The mill, which shuttered in 2012, was on land between the port terminal and Naval Station Everett.

Port commissioners voted to condemn the land in June 2019, despite protests from well-established figures in the seafood industry who had plans to buy the site and other members of the community who wanted to see it in private hands.

The port applied for the grant last summer, before it finalized the $33 million purchase of the 58 acres in the fall. So in its application for the program — known as BUILD, an acronym for Better Utilizing Investments to Leverage Development — the port requested money to pay for construction and offset the cost of purchasing the land, Lefeber said.

Days after the port acquired the land, the grant was awarded.

The Department of Transportation later asked for more details about the acquisition.

“Because we had already closed on the property, and that was a piece of the project, the Department of Transportation felt there was too much difference in the application,” Lefeber said.

John Augustine, director of the department’s Office of Infrastructure Finance and Innovation, said in a letter to the port in May that the project’s “proposed scope exceeds the 58 acres of property acquisition and improvements on three acres described in the July 2019 application.”

He encouraged the port to apply for the program again.

The port submitted another round of applications in May — not only to the BUILD program, but also to programs known as Infrastructure for Rebuilding America and Port Infrastructure Development. This time, it’s requesting $17.75 million.

The project cost and scope have swelled with design plans in progress, Lefeber said. But that progression is “typical,” she said.

“There’s always a risk in a reapplication you are not successful,” Lefeber said. “So that is a very big concern and one of the reasons that we fought so hard to make the case that this was not a change in scope.”

Meanwhile, cleanup work continues at the mill site, even amid the pandemic.

Under a pact with the port, contractors of Dallas-based Kimberly-Clark have until the end of 2020 to decommission shoreline pipes, remove an estimated 12,000 tons of contaminated soil, and haul away 180,000 to 200,000 tons of crushed material left over from the mill’s demolition.

Crews started in early March. Then the construction shutdown order by Gov. Jay Inslee halted work for about four weeks.

The cleanup is still expected to be done later this year, Lefeber said.

“We’re continuing to prepare everything as though we will be able to continue to move forward with the project in the mid-2021 time frame after the cleanup is complete,” she said.

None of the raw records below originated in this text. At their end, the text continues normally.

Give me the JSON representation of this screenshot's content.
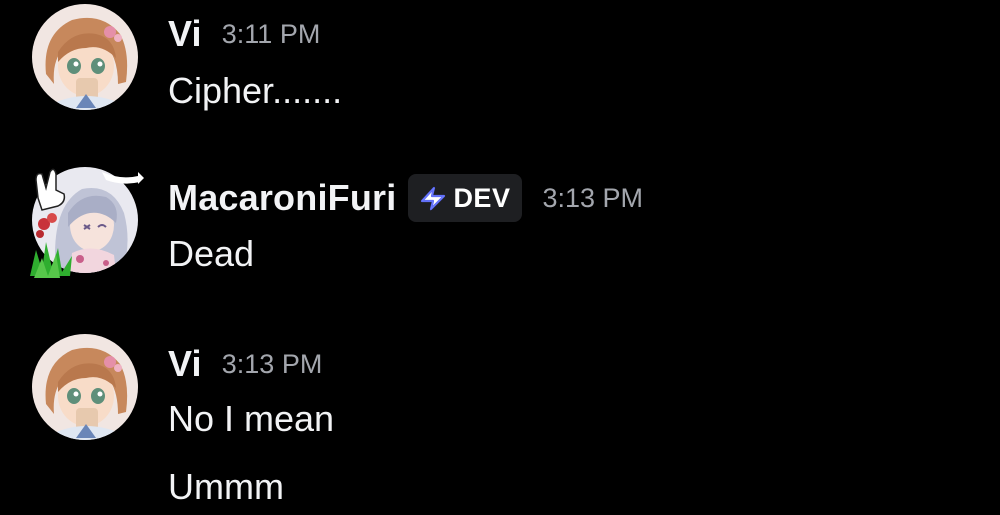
{
  "messages": [
    {
      "username": "Vi",
      "timestamp": "3:11 PM",
      "lines": [
        "Cipher......."
      ],
      "avatar_icon": "anime-girl-avatar-icon"
    },
    {
      "username": "MacaroniFuri",
      "tag": "DEV",
      "tag_icon": "lightning-bolt-icon",
      "timestamp": "3:13 PM",
      "lines": [
        "Dead"
      ],
      "avatar_icon": "anime-girl-avatar-icon",
      "avatar_decoration": "hand-and-grass-decoration"
    },
    {
      "username": "Vi",
      "timestamp": "3:13 PM",
      "lines": [
        "No I mean",
        "Ummm"
      ],
      "avatar_icon": "anime-girl-avatar-icon"
    }
  ],
  "colors": {
    "background": "#000000",
    "username": "#f2f3f5",
    "timestamp": "#a3a6ad",
    "tag_background": "#1e1f22",
    "tag_icon": "#5865f2"
  }
}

Rachel Riley: 425-339-3465; rriley@heraldnet.com. Twitter: @rachel_m_riley.

Talk to us

More in Herald Business Journal

She teaches the traditional language of Coast Salish tribes

Natosha Gobin is spreading her passion for Lushootseed to tribal and non-tribal students.

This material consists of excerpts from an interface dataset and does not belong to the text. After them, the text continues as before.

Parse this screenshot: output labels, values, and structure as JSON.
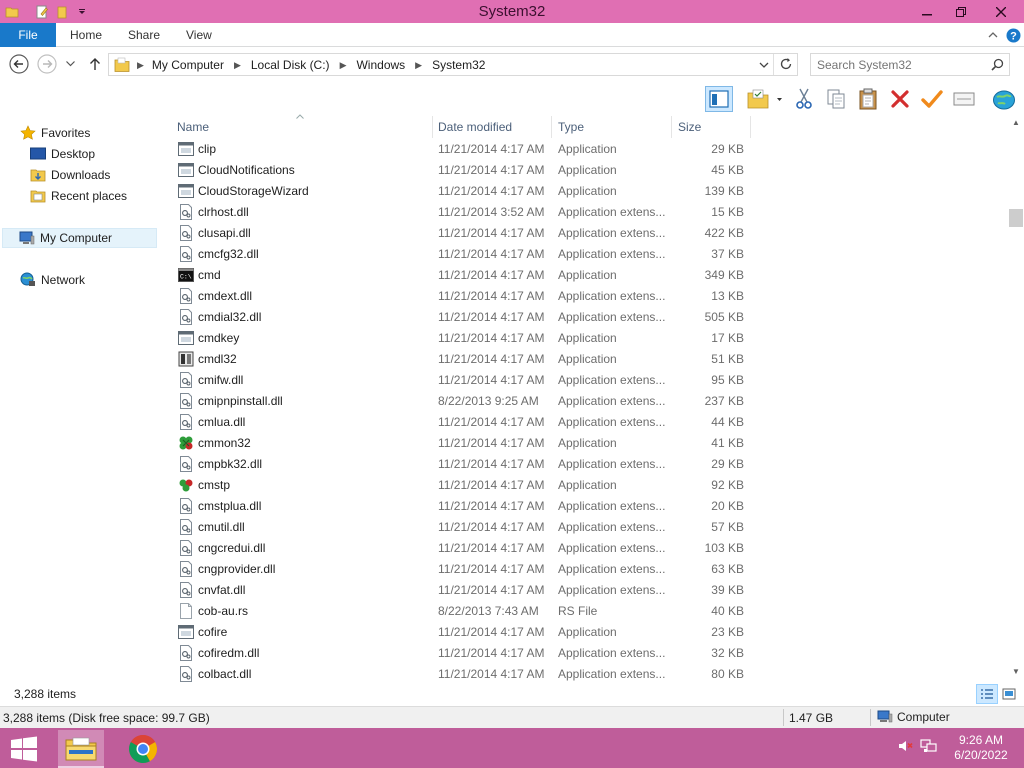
{
  "window": {
    "title": "System32",
    "controls": {
      "minimize": "—",
      "maximize": "❐",
      "close": "✕"
    }
  },
  "ribbon": {
    "tabs": [
      {
        "label": "File"
      },
      {
        "label": "Home"
      },
      {
        "label": "Share"
      },
      {
        "label": "View"
      }
    ],
    "collapse_icon": "chevron-up-icon",
    "help_icon": "help-icon"
  },
  "address": {
    "crumbs": [
      "My Computer",
      "Local Disk (C:)",
      "Windows",
      "System32"
    ],
    "search_placeholder": "Search System32"
  },
  "nav": {
    "favorites": "Favorites",
    "desktop": "Desktop",
    "downloads": "Downloads",
    "recent": "Recent places",
    "computer": "My Computer",
    "network": "Network"
  },
  "columns": {
    "name": "Name",
    "date": "Date modified",
    "type": "Type",
    "size": "Size"
  },
  "files": [
    {
      "icon": "app",
      "name": "clip",
      "date": "11/21/2014 4:17 AM",
      "type": "Application",
      "size": "29 KB"
    },
    {
      "icon": "app",
      "name": "CloudNotifications",
      "date": "11/21/2014 4:17 AM",
      "type": "Application",
      "size": "45 KB"
    },
    {
      "icon": "app",
      "name": "CloudStorageWizard",
      "date": "11/21/2014 4:17 AM",
      "type": "Application",
      "size": "139 KB"
    },
    {
      "icon": "dll",
      "name": "clrhost.dll",
      "date": "11/21/2014 3:52 AM",
      "type": "Application extens...",
      "size": "15 KB"
    },
    {
      "icon": "dll",
      "name": "clusapi.dll",
      "date": "11/21/2014 4:17 AM",
      "type": "Application extens...",
      "size": "422 KB"
    },
    {
      "icon": "dll",
      "name": "cmcfg32.dll",
      "date": "11/21/2014 4:17 AM",
      "type": "Application extens...",
      "size": "37 KB"
    },
    {
      "icon": "cmd",
      "name": "cmd",
      "date": "11/21/2014 4:17 AM",
      "type": "Application",
      "size": "349 KB"
    },
    {
      "icon": "dll",
      "name": "cmdext.dll",
      "date": "11/21/2014 4:17 AM",
      "type": "Application extens...",
      "size": "13 KB"
    },
    {
      "icon": "dll",
      "name": "cmdial32.dll",
      "date": "11/21/2014 4:17 AM",
      "type": "Application extens...",
      "size": "505 KB"
    },
    {
      "icon": "app",
      "name": "cmdkey",
      "date": "11/21/2014 4:17 AM",
      "type": "Application",
      "size": "17 KB"
    },
    {
      "icon": "cmdl",
      "name": "cmdl32",
      "date": "11/21/2014 4:17 AM",
      "type": "Application",
      "size": "51 KB"
    },
    {
      "icon": "dll",
      "name": "cmifw.dll",
      "date": "11/21/2014 4:17 AM",
      "type": "Application extens...",
      "size": "95 KB"
    },
    {
      "icon": "dll",
      "name": "cmipnpinstall.dll",
      "date": "8/22/2013 9:25 AM",
      "type": "Application extens...",
      "size": "237 KB"
    },
    {
      "icon": "dll",
      "name": "cmlua.dll",
      "date": "11/21/2014 4:17 AM",
      "type": "Application extens...",
      "size": "44 KB"
    },
    {
      "icon": "cmmon",
      "name": "cmmon32",
      "date": "11/21/2014 4:17 AM",
      "type": "Application",
      "size": "41 KB"
    },
    {
      "icon": "dll",
      "name": "cmpbk32.dll",
      "date": "11/21/2014 4:17 AM",
      "type": "Application extens...",
      "size": "29 KB"
    },
    {
      "icon": "cmstp",
      "name": "cmstp",
      "date": "11/21/2014 4:17 AM",
      "type": "Application",
      "size": "92 KB"
    },
    {
      "icon": "dll",
      "name": "cmstplua.dll",
      "date": "11/21/2014 4:17 AM",
      "type": "Application extens...",
      "size": "20 KB"
    },
    {
      "icon": "dll",
      "name": "cmutil.dll",
      "date": "11/21/2014 4:17 AM",
      "type": "Application extens...",
      "size": "57 KB"
    },
    {
      "icon": "dll",
      "name": "cngcredui.dll",
      "date": "11/21/2014 4:17 AM",
      "type": "Application extens...",
      "size": "103 KB"
    },
    {
      "icon": "dll",
      "name": "cngprovider.dll",
      "date": "11/21/2014 4:17 AM",
      "type": "Application extens...",
      "size": "63 KB"
    },
    {
      "icon": "dll",
      "name": "cnvfat.dll",
      "date": "11/21/2014 4:17 AM",
      "type": "Application extens...",
      "size": "39 KB"
    },
    {
      "icon": "file",
      "name": "cob-au.rs",
      "date": "8/22/2013 7:43 AM",
      "type": "RS File",
      "size": "40 KB"
    },
    {
      "icon": "app",
      "name": "cofire",
      "date": "11/21/2014 4:17 AM",
      "type": "Application",
      "size": "23 KB"
    },
    {
      "icon": "dll",
      "name": "cofiredm.dll",
      "date": "11/21/2014 4:17 AM",
      "type": "Application extens...",
      "size": "32 KB"
    },
    {
      "icon": "dll",
      "name": "colbact.dll",
      "date": "11/21/2014 4:17 AM",
      "type": "Application extens...",
      "size": "80 KB"
    }
  ],
  "status": {
    "items_count": "3,288 items",
    "disk_info": "3,288 items (Disk free space: 99.7 GB)",
    "size": "1.47 GB",
    "location": "Computer"
  },
  "taskbar": {
    "time": "9:26 AM",
    "date": "6/20/2022"
  },
  "colors": {
    "titlebar": "#e06fb3",
    "taskbar": "#bf5d9a",
    "file_tab": "#1979ca"
  }
}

‘I want to live and raise a family where everyone has a home’

Alexander Lark once built nest boxes for ducks. Now he raises money for Housing Hope and its families.

She knows the transformative power of education

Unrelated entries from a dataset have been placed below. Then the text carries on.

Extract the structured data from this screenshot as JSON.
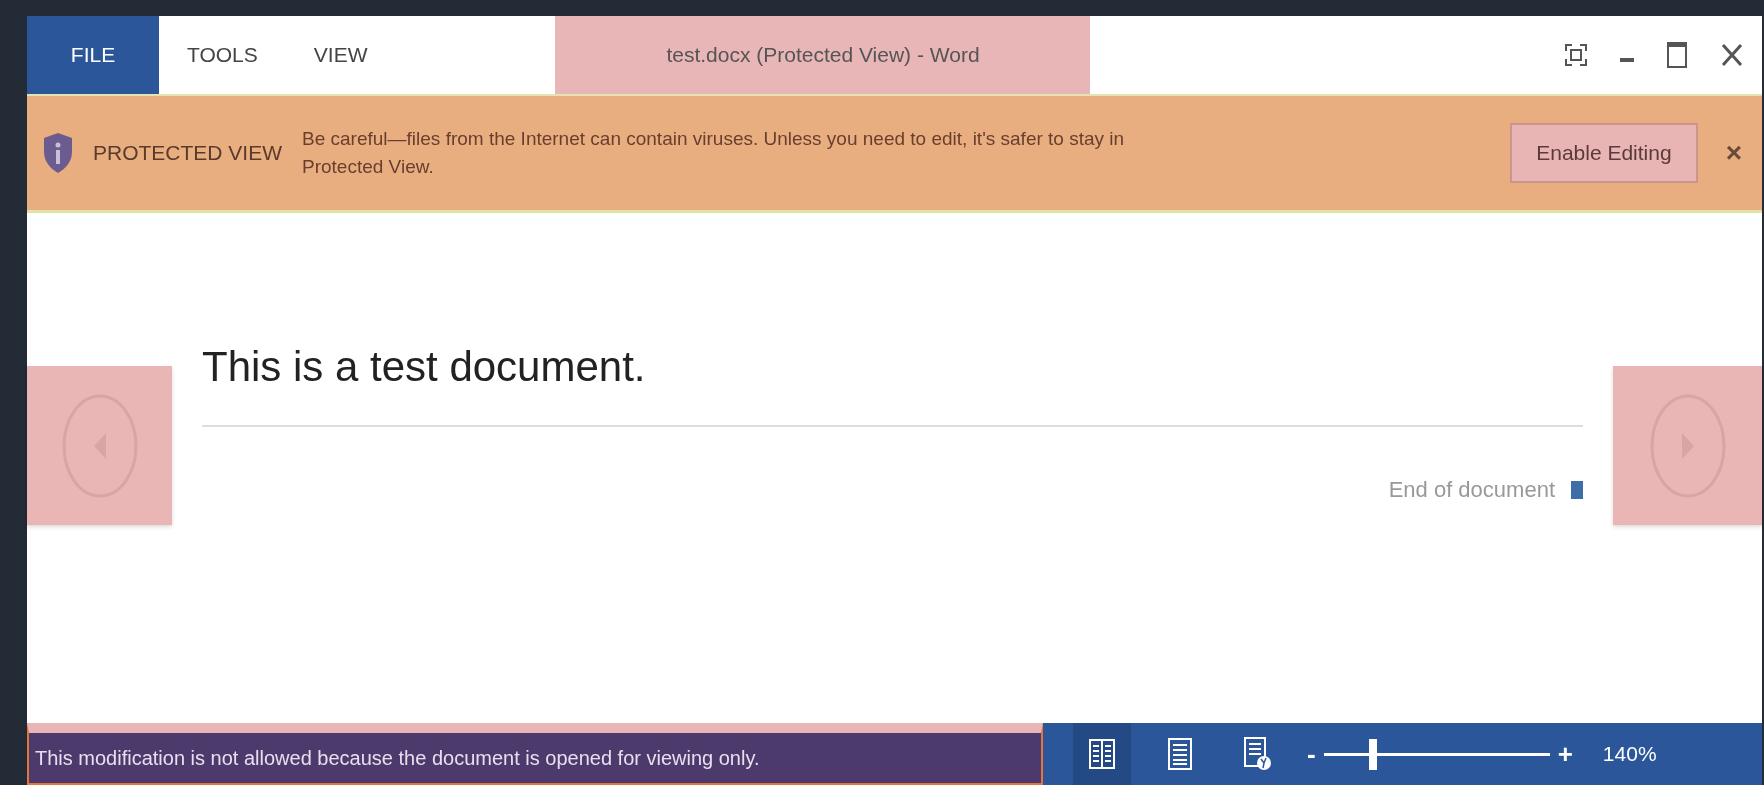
{
  "window": {
    "title": "test.docx (Protected View) - Word"
  },
  "menu_tabs": [
    {
      "label": "FILE",
      "selected": true
    },
    {
      "label": "TOOLS",
      "selected": false
    },
    {
      "label": "VIEW",
      "selected": false
    }
  ],
  "message_bar": {
    "label": "PROTECTED VIEW",
    "message": "Be careful—files from the Internet can contain viruses. Unless you need to edit, it's safer to stay in Protected View.",
    "button": "Enable Editing",
    "close": "×"
  },
  "document": {
    "heading": "This is a test document.",
    "end_label": "End of document"
  },
  "status_bar": {
    "message": "This modification is not allowed because the document is opened for viewing only.",
    "views": [
      {
        "kind": "read",
        "selected": true
      },
      {
        "kind": "print",
        "selected": false
      },
      {
        "kind": "web",
        "selected": false
      }
    ],
    "zoom": {
      "minus": "-",
      "plus": "+",
      "level": 0.22,
      "reading": "140%"
    }
  }
}
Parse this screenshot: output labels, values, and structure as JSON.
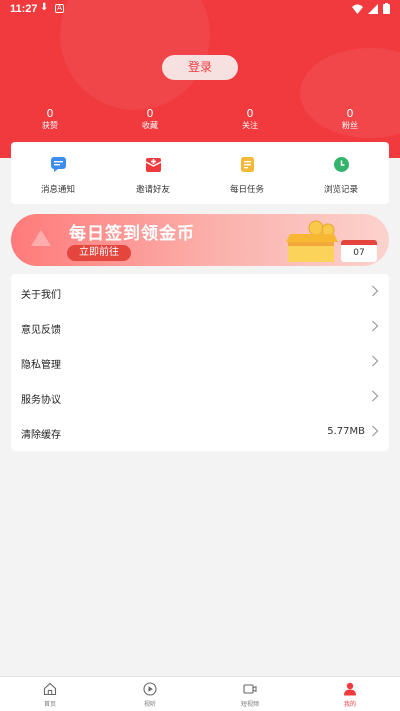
{
  "status_bar": {
    "time": "11:27"
  },
  "header": {
    "login_label": "登录"
  },
  "stats": [
    {
      "value": "0",
      "label": "获赞"
    },
    {
      "value": "0",
      "label": "收藏"
    },
    {
      "value": "0",
      "label": "关注"
    },
    {
      "value": "0",
      "label": "粉丝"
    }
  ],
  "quick_actions": [
    {
      "label": "消息通知",
      "icon": "message-icon",
      "color": "#3d8df0"
    },
    {
      "label": "邀请好友",
      "icon": "envelope-icon",
      "color": "#f03a3e"
    },
    {
      "label": "每日任务",
      "icon": "task-list-icon",
      "color": "#f5b93a"
    },
    {
      "label": "浏览记录",
      "icon": "clock-icon",
      "color": "#34b36b"
    }
  ],
  "banner": {
    "title": "每日签到领金币",
    "subtitle": "立即前往",
    "calendar_day": "07"
  },
  "menu": [
    {
      "label": "关于我们",
      "value": ""
    },
    {
      "label": "意见反馈",
      "value": ""
    },
    {
      "label": "隐私管理",
      "value": ""
    },
    {
      "label": "服务协议",
      "value": ""
    },
    {
      "label": "清除缓存",
      "value": "5.77MB"
    }
  ],
  "bottom_nav": [
    {
      "label": "首页",
      "icon": "home-icon"
    },
    {
      "label": "视听",
      "icon": "play-icon"
    },
    {
      "label": "短视频",
      "icon": "video-camera-icon"
    },
    {
      "label": "我的",
      "icon": "user-icon",
      "active": true
    }
  ],
  "colors": {
    "brand_red": "#f03a3e",
    "background": "#f3f3f3"
  }
}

Ambar Martinez also knows first hand the challenge of acclimation for people of diverse backgrounds.

He helps veterans achieve their educational and career goals

Chester Curtis helped raise money to open a center that serves veterans and their families.

He wants to ‘leave my community better than I found it’

WSU Everett spokesman Randy Bolerjack has a message for all students: Help your community thrive.

She’s making sure young people don’t feel lost or left out

Through her tireless efforts, Nicole Amor connects people with needed programs and services.

A ‘mother interested in helping kids’ hopes to end stereotypes

Edmonds activist and consultant Courtney Wooten advocates for children throughout Snohomish County.

She’s listening to and learning from diverse communities

Christine Stansfield is helping a south Everett neighborhood take charge of its library.

In Everett, he’s found a home base for countywide involvement

Julio Cortes made a difference at Cocoon House and now works to promote the city and the region.

Most Read